TASK INSTRUCTIONS: The lines to copy are those in the records below that hold the word "phone".
*** INPUT MATERIAL ***
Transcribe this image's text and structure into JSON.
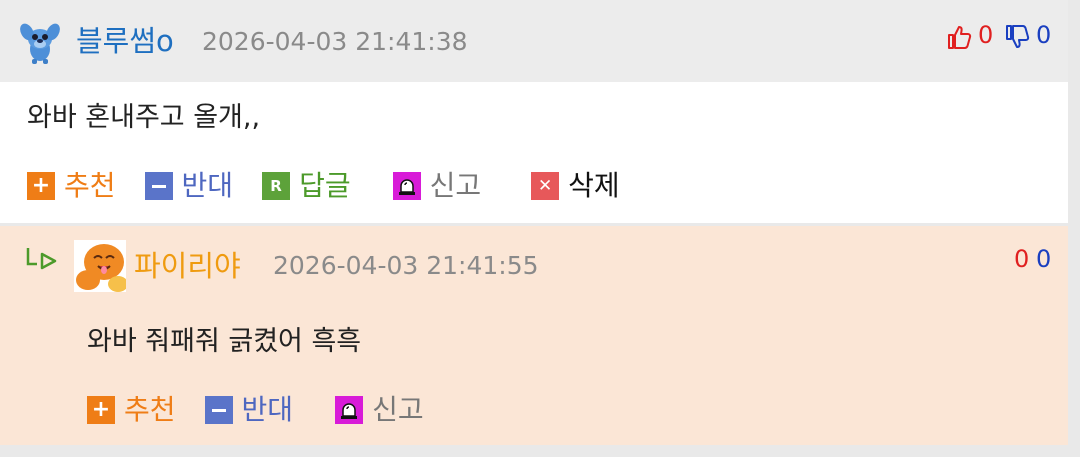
{
  "comment1": {
    "author": "블루썸o",
    "datetime": "2026-04-03 21:41:38",
    "upvotes": "0",
    "downvotes": "0",
    "text": "와바 혼내주고 올개,,",
    "actions": {
      "recommend": "추천",
      "oppose": "반대",
      "reply": "답글",
      "report": "신고",
      "delete": "삭제"
    }
  },
  "comment2": {
    "author": "파이리야",
    "datetime": "2026-04-03 21:41:55",
    "upvotes": "0",
    "downvotes": "0",
    "text": "와바 줘패줘 긁켰어 흑흑",
    "actions": {
      "recommend": "추천",
      "oppose": "반대",
      "report": "신고"
    }
  },
  "colors": {
    "author1": "#1e6fc0",
    "author2": "#ef9b10",
    "upvote": "#e02020",
    "downvote": "#1a3fc0",
    "reply_bg": "#fbe6d6"
  },
  "icons": {
    "thumbs_up": "thumbs-up-icon",
    "thumbs_down": "thumbs-down-icon",
    "reply_arrow": "reply-arrow-icon"
  }
}
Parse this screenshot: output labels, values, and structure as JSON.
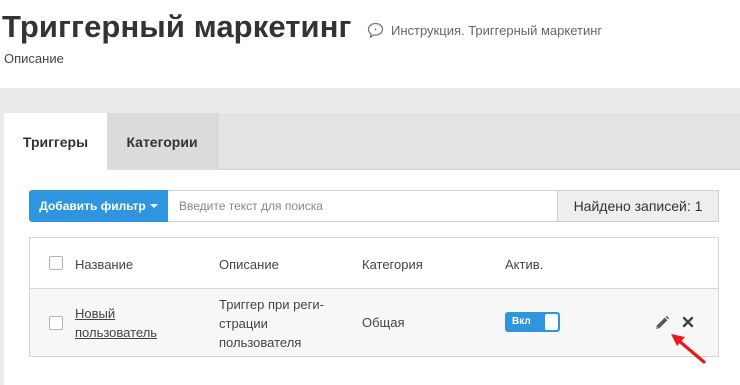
{
  "header": {
    "title": "Триггерный маркетинг",
    "help_link": "Инструкция. Триггерный маркетинг",
    "help_icon": "speech-bubble-icon",
    "description": "Описание"
  },
  "tabs": [
    {
      "label": "Триггеры",
      "active": true
    },
    {
      "label": "Категории",
      "active": false
    }
  ],
  "filter": {
    "add_filter_label": "Добавить фильтр",
    "search_placeholder": "Введите текст для поиска",
    "records_found": "Найдено записей: 1"
  },
  "table": {
    "columns": [
      "Название",
      "Описание",
      "Категория",
      "Актив."
    ],
    "rows": [
      {
        "name_line1": "Новый",
        "name_line2": "пользователь",
        "desc_line1": "Триггер при реги-",
        "desc_line2": "страции",
        "desc_line3": "пользователя",
        "category": "Общая",
        "active_label": "Вкл",
        "active": true
      }
    ]
  },
  "colors": {
    "accent": "#2f95df",
    "annotation_arrow": "#e8191b"
  },
  "icons": {
    "edit": "pencil-icon",
    "delete": "close-icon",
    "annotation": "red-arrow-icon"
  }
}
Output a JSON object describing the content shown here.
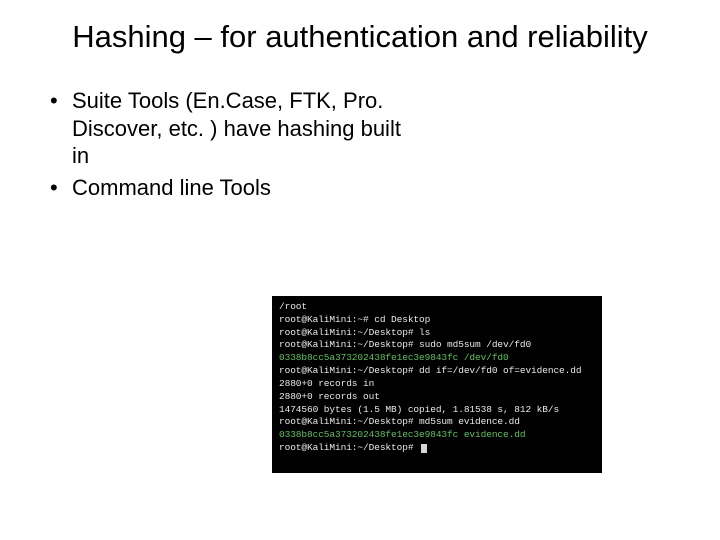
{
  "slide": {
    "title": "Hashing – for authentication and reliability",
    "bullets": [
      "Suite Tools (En.Case, FTK, Pro. Discover, etc. ) have hashing built in",
      "Command line Tools"
    ]
  },
  "terminal": {
    "lines": [
      {
        "text": "/root",
        "cls": "term-white"
      },
      {
        "text": "root@KaliMini:~# cd Desktop",
        "cls": "term-white"
      },
      {
        "text": "root@KaliMini:~/Desktop# ls",
        "cls": "term-white"
      },
      {
        "text": "root@KaliMini:~/Desktop# sudo md5sum /dev/fd0",
        "cls": "term-white"
      },
      {
        "text": "0338b8cc5a373202438fe1ec3e9843fc  /dev/fd0",
        "cls": "term-green"
      },
      {
        "text": "root@KaliMini:~/Desktop# dd if=/dev/fd0 of=evidence.dd",
        "cls": "term-white"
      },
      {
        "text": "2880+0 records in",
        "cls": "term-white"
      },
      {
        "text": "2880+0 records out",
        "cls": "term-white"
      },
      {
        "text": "1474560 bytes (1.5 MB) copied, 1.81538 s, 812 kB/s",
        "cls": "term-white"
      },
      {
        "text": "root@KaliMini:~/Desktop# md5sum evidence.dd",
        "cls": "term-white"
      },
      {
        "text": "0338b8cc5a373202438fe1ec3e9843fc  evidence.dd",
        "cls": "term-green"
      },
      {
        "text": "root@KaliMini:~/Desktop# ",
        "cls": "term-white",
        "cursor": true
      }
    ]
  }
}
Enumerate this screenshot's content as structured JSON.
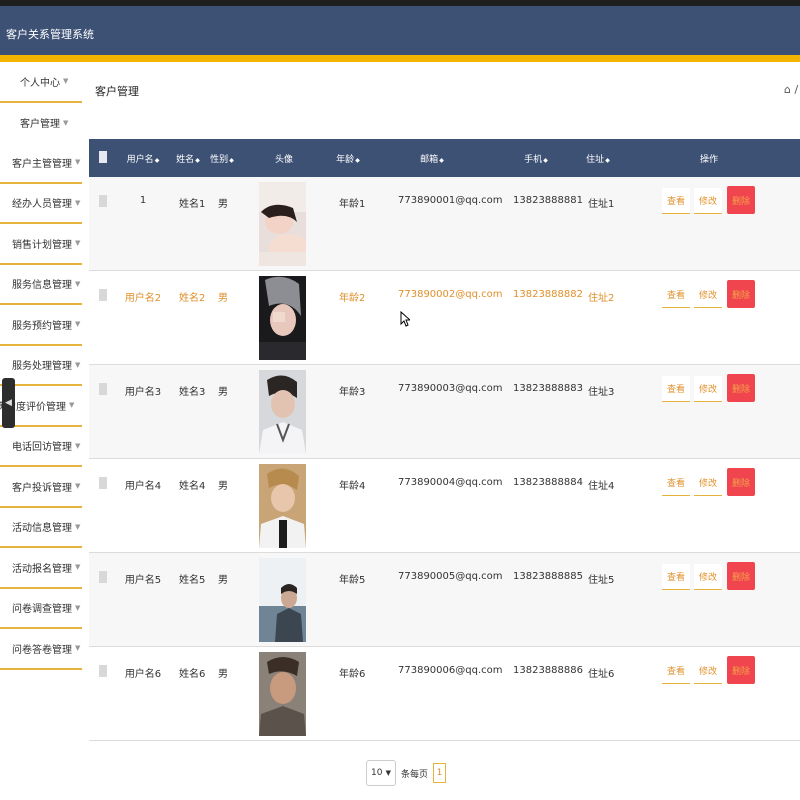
{
  "app": {
    "title": "客户关系管理系统"
  },
  "sidebar": {
    "items": [
      {
        "label": "个人中心"
      },
      {
        "label": "客户管理"
      },
      {
        "label": "客户主管管理"
      },
      {
        "label": "经办人员管理"
      },
      {
        "label": "销售计划管理"
      },
      {
        "label": "服务信息管理"
      },
      {
        "label": "服务预约管理"
      },
      {
        "label": "服务处理管理"
      },
      {
        "label": "满意度评价管理"
      },
      {
        "label": "电话回访管理"
      },
      {
        "label": "客户投诉管理"
      },
      {
        "label": "活动信息管理"
      },
      {
        "label": "活动报名管理"
      },
      {
        "label": "问卷调查管理"
      },
      {
        "label": "问卷答卷管理"
      }
    ],
    "collapse_icon": "chevron-left-icon"
  },
  "main": {
    "page_title": "客户管理",
    "breadcrumb": "⌂ /",
    "table": {
      "headers": {
        "username": "用户名",
        "name": "姓名",
        "gender": "性别",
        "avatar": "头像",
        "age": "年龄",
        "email": "邮箱",
        "phone": "手机",
        "address": "住址",
        "actions": "操作"
      },
      "rows": [
        {
          "username": "1",
          "name": "姓名1",
          "gender": "男",
          "age": "年龄1",
          "email": "773890001@qq.com",
          "phone": "13823888881",
          "address": "住址1",
          "highlighted": false
        },
        {
          "username": "用户名2",
          "name": "姓名2",
          "gender": "男",
          "age": "年龄2",
          "email": "773890002@qq.com",
          "phone": "13823888882",
          "address": "住址2",
          "highlighted": true
        },
        {
          "username": "用户名3",
          "name": "姓名3",
          "gender": "男",
          "age": "年龄3",
          "email": "773890003@qq.com",
          "phone": "13823888883",
          "address": "住址3",
          "highlighted": false
        },
        {
          "username": "用户名4",
          "name": "姓名4",
          "gender": "男",
          "age": "年龄4",
          "email": "773890004@qq.com",
          "phone": "13823888884",
          "address": "住址4",
          "highlighted": false
        },
        {
          "username": "用户名5",
          "name": "姓名5",
          "gender": "男",
          "age": "年龄5",
          "email": "773890005@qq.com",
          "phone": "13823888885",
          "address": "住址5",
          "highlighted": false
        },
        {
          "username": "用户名6",
          "name": "姓名6",
          "gender": "男",
          "age": "年龄6",
          "email": "773890006@qq.com",
          "phone": "13823888886",
          "address": "住址6",
          "highlighted": false
        }
      ],
      "buttons": {
        "view": "查看",
        "edit": "修改",
        "delete": "删除"
      }
    },
    "pagination": {
      "page_size": "10",
      "per_page_label": "条每页",
      "current_page": "1"
    }
  },
  "colors": {
    "header_bg": "#3d5175",
    "accent": "#f5b400",
    "link": "#e0902b",
    "delete_bg": "#f0454e"
  }
}
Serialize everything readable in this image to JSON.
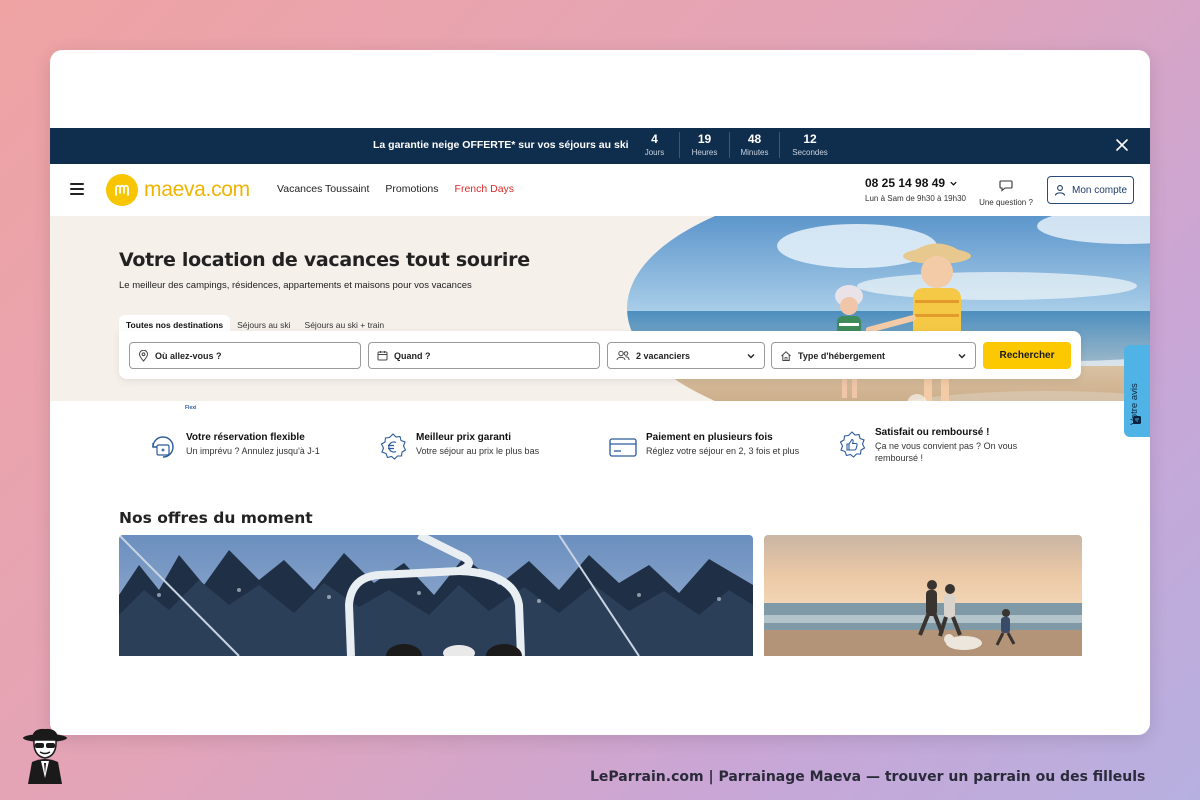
{
  "promo": {
    "text": "La garantie neige OFFERTE* sur vos séjours au ski",
    "countdown": [
      {
        "value": "4",
        "label": "Jours"
      },
      {
        "value": "19",
        "label": "Heures"
      },
      {
        "value": "48",
        "label": "Minutes"
      },
      {
        "value": "12",
        "label": "Secondes"
      }
    ],
    "close_icon": "close-icon"
  },
  "header": {
    "logo_text": "maeva.com",
    "nav": [
      "Vacances Toussaint",
      "Promotions",
      "French Days"
    ],
    "phone": "08 25 14 98 49",
    "hours": "Lun à Sam de 9h30 à 19h30",
    "question": "Une question ?",
    "account": "Mon compte"
  },
  "hero": {
    "title": "Votre location de vacances tout sourire",
    "subtitle": "Le meilleur des campings, résidences, appartements et maisons pour vos vacances",
    "tabs": [
      "Toutes nos destinations",
      "Séjours au ski",
      "Séjours au ski + train"
    ],
    "search": {
      "where": "Où allez-vous ?",
      "when": "Quand ?",
      "guests": "2 vacanciers",
      "type": "Type d'hébergement",
      "button": "Rechercher"
    }
  },
  "benefits": [
    {
      "title": "Votre réservation flexible",
      "text": "Un imprévu ? Annulez jusqu'à J-1",
      "icon": "flexible-calendar-icon",
      "badge": "Flexi"
    },
    {
      "title": "Meilleur prix garanti",
      "text": "Votre séjour au prix le plus bas",
      "icon": "euro-badge-icon"
    },
    {
      "title": "Paiement en plusieurs fois",
      "text": "Réglez votre séjour en 2, 3 fois et plus",
      "icon": "credit-card-icon"
    },
    {
      "title": "Satisfait ou remboursé !",
      "text": "Ça ne vous convient pas ? On vous remboursé !",
      "icon": "thumbs-up-badge-icon"
    }
  ],
  "offers": {
    "title": "Nos offres du moment"
  },
  "side_tab": "Votre avis",
  "caption": "LeParrain.com | Parrainage Maeva — trouver un parrain ou des filleuls",
  "colors": {
    "promo_bg": "#0f2d4d",
    "brand_yellow": "#fcc900",
    "logo_text": "#f0b400",
    "french_days": "#d92c2c",
    "account_blue": "#1d3c6b",
    "avis_blue": "#4fb3e6",
    "hero_bg": "#f6f0eb"
  }
}
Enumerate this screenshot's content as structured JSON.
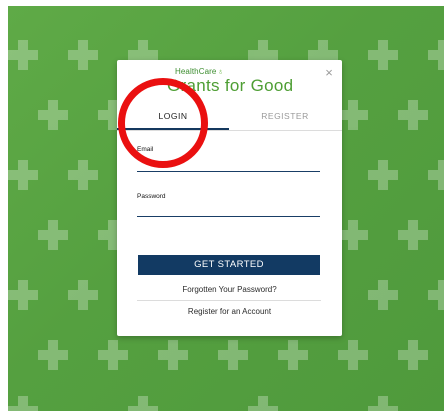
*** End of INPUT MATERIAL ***
TASK RESULT:
        "phone": "手机",
          "phone": "13823888881",
          "phone": "13823888882",
          "phone": "13823888883",
          "phone": "13823888884",
          "phone": "13823888885",
          "phone": "13823888886",
    "phone": "08 25 14 98 49",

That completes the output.